◆ What is required: State how many lines in the listing include the word "about", and give no other text.

◆ Given records:
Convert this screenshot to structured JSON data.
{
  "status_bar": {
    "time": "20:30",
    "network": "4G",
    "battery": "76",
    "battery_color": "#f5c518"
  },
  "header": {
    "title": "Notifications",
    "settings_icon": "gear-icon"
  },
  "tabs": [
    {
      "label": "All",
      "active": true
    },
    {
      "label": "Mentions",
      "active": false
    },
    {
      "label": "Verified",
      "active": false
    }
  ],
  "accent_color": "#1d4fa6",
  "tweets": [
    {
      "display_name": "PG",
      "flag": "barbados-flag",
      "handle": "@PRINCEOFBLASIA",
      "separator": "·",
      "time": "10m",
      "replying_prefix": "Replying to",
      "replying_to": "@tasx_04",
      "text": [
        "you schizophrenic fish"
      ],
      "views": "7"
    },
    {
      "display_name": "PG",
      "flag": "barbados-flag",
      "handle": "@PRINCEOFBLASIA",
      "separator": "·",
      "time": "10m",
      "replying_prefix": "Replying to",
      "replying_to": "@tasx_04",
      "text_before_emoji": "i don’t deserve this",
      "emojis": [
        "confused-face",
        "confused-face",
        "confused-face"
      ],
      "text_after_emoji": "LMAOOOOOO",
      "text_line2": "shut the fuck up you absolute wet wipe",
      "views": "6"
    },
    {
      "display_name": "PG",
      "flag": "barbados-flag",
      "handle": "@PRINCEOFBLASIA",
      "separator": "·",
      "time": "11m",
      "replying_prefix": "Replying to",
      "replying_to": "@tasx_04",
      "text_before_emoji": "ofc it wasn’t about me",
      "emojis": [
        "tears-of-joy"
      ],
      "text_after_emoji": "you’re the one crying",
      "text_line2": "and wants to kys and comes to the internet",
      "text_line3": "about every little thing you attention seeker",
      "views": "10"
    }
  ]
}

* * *

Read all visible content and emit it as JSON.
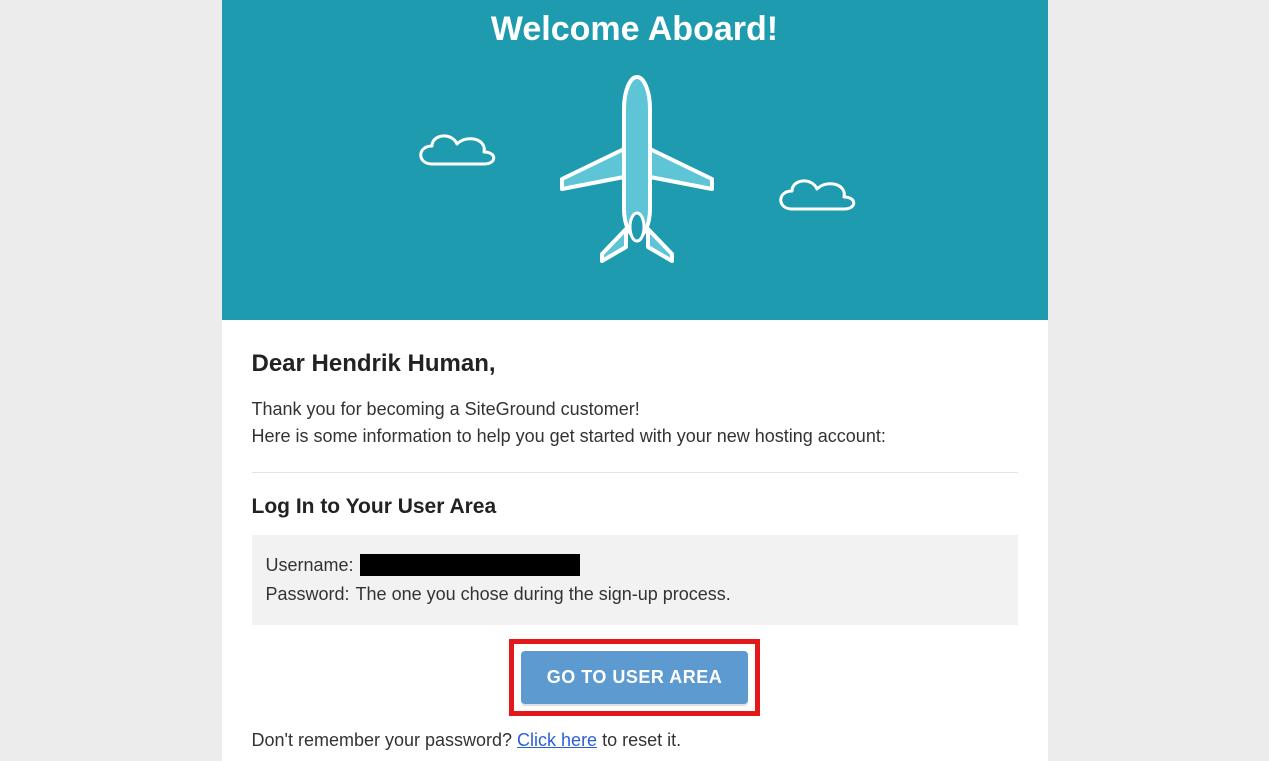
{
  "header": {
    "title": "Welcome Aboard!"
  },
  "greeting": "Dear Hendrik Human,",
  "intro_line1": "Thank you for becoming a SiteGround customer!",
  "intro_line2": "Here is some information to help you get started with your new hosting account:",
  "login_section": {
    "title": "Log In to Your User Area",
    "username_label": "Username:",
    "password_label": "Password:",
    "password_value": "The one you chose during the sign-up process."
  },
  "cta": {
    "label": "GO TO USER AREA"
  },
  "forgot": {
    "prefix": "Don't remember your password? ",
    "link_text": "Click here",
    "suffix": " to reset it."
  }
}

◆ Response box: 2